====== DATA TO USE

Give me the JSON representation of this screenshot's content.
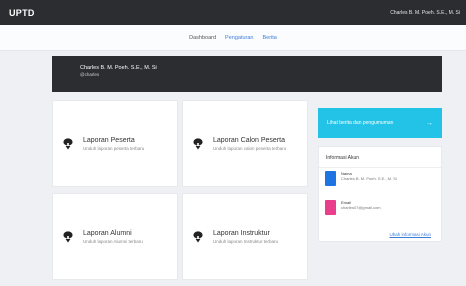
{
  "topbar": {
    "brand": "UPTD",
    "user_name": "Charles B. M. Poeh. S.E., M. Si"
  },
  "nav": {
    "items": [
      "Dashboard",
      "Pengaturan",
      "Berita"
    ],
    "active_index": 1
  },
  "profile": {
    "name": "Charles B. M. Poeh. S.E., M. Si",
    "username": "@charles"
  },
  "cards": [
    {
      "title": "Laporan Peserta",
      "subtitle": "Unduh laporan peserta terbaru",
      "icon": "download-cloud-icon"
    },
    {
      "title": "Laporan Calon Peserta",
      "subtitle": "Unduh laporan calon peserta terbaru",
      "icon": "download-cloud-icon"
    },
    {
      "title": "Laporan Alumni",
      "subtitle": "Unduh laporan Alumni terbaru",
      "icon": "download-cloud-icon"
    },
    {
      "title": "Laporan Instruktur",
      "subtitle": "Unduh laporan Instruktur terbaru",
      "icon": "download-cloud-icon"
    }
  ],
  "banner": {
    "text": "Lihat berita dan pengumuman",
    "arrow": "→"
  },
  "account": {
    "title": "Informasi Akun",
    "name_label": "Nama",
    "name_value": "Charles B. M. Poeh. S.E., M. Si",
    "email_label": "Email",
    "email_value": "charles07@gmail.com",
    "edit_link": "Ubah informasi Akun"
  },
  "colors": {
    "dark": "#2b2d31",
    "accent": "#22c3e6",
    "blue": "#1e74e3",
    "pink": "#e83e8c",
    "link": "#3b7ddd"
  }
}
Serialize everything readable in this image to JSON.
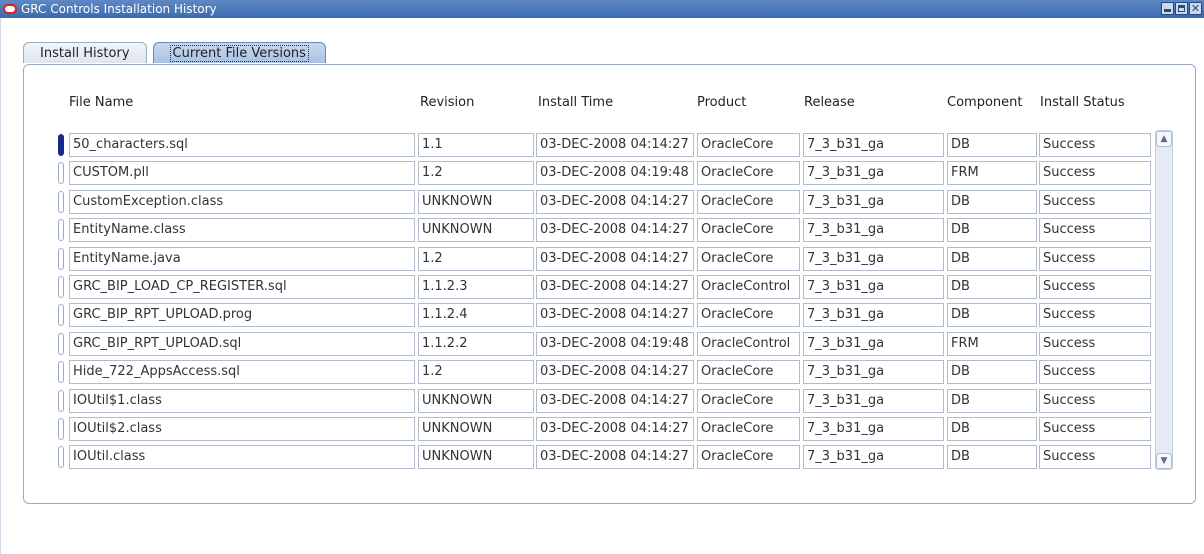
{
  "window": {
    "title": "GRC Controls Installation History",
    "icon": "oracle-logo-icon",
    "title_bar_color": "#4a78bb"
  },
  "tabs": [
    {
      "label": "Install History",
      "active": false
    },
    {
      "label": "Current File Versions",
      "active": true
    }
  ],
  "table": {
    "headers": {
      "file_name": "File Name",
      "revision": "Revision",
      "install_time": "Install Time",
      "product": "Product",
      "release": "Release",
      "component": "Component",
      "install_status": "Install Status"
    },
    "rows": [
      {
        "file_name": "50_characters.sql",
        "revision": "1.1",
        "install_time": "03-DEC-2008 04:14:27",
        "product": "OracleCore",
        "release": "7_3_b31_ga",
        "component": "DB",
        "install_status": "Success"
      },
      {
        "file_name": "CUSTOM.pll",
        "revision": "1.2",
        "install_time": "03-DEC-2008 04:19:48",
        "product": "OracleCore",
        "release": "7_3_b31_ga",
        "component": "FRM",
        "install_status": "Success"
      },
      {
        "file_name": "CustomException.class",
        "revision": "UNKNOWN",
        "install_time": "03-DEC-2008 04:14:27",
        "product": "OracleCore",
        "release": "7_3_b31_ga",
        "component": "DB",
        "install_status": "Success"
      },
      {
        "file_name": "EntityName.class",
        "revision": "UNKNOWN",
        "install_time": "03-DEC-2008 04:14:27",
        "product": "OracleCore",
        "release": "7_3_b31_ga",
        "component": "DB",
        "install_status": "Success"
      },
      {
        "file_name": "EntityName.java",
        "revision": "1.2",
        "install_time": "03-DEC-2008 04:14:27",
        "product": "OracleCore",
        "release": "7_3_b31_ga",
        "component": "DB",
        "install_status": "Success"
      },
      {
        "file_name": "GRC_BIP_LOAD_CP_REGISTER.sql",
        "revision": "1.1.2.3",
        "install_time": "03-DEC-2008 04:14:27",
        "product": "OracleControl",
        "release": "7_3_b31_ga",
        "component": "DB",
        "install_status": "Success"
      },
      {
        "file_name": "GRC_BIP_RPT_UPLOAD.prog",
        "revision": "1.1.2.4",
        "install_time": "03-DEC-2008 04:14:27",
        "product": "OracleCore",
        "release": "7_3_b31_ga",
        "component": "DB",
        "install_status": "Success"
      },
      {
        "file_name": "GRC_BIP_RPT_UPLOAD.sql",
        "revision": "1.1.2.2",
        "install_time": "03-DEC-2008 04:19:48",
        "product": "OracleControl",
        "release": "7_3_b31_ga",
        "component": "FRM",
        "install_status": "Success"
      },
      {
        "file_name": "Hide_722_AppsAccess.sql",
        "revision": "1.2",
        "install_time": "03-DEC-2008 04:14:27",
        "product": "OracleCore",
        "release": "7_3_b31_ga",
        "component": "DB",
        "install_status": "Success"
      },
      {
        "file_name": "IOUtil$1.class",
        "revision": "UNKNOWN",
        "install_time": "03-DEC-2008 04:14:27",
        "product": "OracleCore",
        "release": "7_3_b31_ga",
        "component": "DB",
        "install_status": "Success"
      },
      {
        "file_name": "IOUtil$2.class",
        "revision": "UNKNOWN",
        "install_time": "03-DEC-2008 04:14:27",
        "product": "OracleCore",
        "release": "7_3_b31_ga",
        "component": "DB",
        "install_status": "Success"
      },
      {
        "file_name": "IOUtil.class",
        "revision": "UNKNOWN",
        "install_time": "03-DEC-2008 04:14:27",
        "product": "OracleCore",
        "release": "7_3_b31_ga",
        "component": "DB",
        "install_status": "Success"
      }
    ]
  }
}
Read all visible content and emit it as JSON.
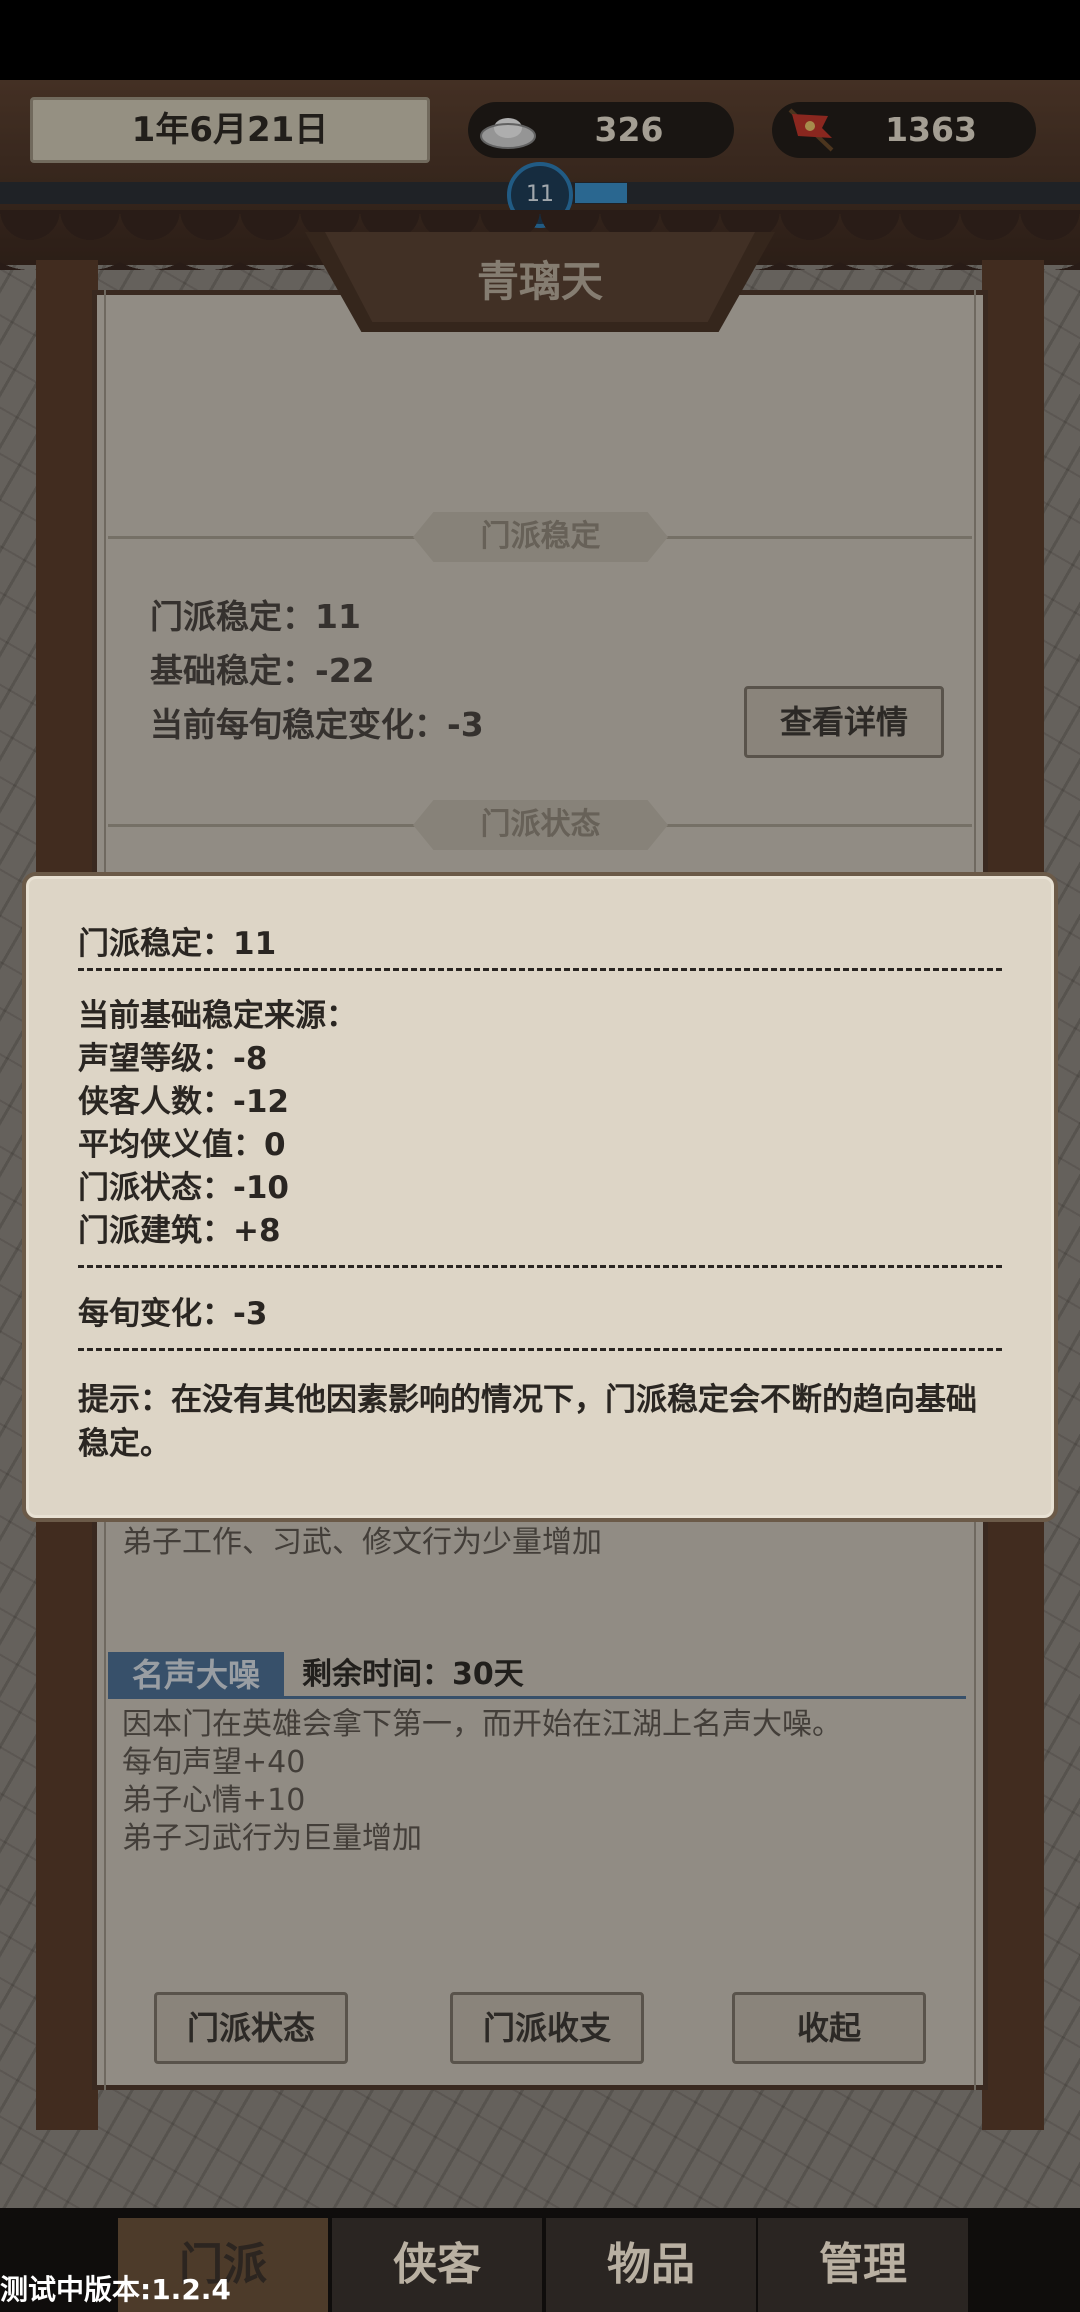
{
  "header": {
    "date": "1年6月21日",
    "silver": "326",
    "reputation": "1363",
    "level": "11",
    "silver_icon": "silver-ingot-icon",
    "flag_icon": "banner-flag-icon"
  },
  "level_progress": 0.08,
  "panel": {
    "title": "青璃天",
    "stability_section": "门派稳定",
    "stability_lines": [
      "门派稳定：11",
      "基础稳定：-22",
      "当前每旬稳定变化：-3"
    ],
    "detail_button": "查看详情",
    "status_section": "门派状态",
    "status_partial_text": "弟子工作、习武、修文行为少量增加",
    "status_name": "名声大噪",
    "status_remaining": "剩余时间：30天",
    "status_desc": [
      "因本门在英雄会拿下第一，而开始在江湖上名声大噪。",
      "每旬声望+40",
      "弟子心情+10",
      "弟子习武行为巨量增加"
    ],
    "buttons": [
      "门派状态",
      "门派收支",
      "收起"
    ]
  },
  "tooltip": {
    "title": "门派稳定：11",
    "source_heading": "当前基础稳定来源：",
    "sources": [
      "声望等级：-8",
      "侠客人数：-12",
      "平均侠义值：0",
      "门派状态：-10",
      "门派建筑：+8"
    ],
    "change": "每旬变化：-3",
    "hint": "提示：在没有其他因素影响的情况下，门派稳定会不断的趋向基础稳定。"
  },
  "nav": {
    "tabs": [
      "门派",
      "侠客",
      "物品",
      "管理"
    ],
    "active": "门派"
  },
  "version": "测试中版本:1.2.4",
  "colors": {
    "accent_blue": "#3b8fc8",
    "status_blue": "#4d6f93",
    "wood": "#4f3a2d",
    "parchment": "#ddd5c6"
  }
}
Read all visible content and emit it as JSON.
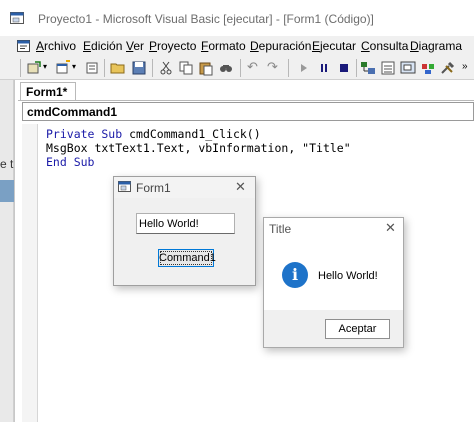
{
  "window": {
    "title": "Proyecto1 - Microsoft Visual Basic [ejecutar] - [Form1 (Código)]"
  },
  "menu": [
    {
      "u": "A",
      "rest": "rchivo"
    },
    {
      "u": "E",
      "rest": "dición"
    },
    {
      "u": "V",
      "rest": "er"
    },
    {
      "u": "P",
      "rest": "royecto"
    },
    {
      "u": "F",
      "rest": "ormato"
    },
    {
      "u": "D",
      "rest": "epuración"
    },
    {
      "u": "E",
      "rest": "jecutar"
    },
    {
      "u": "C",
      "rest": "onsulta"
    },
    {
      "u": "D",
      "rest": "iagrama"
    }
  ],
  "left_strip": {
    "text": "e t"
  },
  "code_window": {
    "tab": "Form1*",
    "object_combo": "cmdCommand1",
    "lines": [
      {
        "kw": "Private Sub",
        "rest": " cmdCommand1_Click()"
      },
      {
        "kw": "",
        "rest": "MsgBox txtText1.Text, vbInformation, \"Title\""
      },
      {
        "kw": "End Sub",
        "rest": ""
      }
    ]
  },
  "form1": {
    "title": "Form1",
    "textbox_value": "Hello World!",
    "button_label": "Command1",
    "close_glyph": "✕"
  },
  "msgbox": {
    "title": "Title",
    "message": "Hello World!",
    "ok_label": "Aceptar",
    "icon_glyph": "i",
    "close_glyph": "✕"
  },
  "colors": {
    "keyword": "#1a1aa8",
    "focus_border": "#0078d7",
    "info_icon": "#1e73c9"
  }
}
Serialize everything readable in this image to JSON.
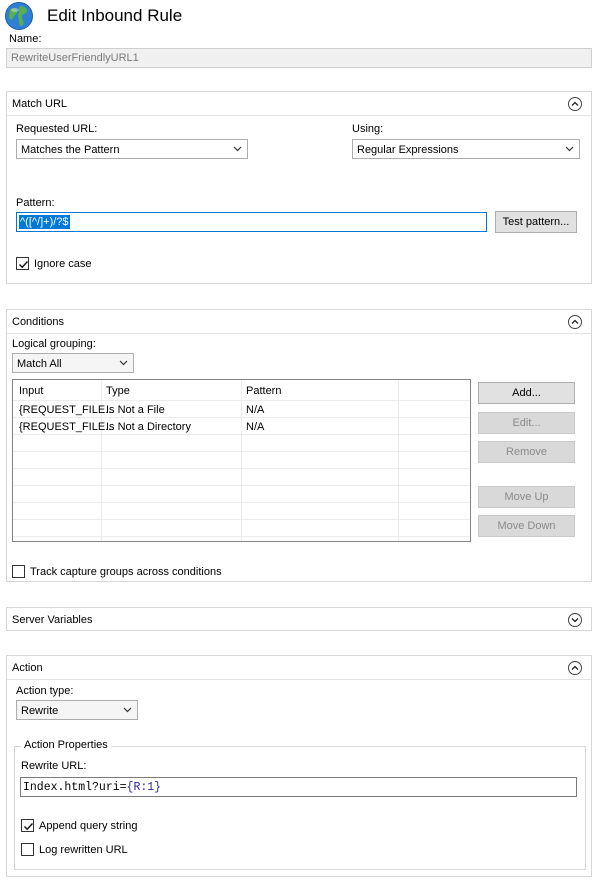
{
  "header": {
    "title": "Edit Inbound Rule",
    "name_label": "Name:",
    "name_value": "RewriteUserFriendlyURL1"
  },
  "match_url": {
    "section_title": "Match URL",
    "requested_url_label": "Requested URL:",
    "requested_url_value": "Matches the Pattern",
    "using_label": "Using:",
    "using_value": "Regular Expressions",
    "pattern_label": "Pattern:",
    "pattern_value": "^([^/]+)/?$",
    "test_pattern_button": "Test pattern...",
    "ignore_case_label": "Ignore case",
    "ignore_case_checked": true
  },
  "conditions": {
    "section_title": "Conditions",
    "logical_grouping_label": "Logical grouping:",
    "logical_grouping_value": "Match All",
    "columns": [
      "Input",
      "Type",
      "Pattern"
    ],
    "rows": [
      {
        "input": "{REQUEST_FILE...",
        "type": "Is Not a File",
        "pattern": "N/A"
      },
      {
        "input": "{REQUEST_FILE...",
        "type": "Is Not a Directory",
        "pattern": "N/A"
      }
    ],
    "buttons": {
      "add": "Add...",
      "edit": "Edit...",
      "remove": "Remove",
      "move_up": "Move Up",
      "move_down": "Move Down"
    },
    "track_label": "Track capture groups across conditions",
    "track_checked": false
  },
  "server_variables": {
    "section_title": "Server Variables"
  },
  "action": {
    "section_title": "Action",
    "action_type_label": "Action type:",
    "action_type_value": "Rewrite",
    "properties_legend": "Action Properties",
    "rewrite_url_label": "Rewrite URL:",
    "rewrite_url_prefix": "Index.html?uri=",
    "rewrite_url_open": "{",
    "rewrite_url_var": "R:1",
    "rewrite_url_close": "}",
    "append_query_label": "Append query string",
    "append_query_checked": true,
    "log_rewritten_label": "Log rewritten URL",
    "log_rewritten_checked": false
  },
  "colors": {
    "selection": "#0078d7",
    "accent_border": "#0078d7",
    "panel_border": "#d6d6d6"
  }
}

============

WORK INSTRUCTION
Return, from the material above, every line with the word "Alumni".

SOLUTION TO THIS EXERCISE
      "title": "Laporan Alumni",
      "subtitle": "Unduh laporan Alumni terbaru",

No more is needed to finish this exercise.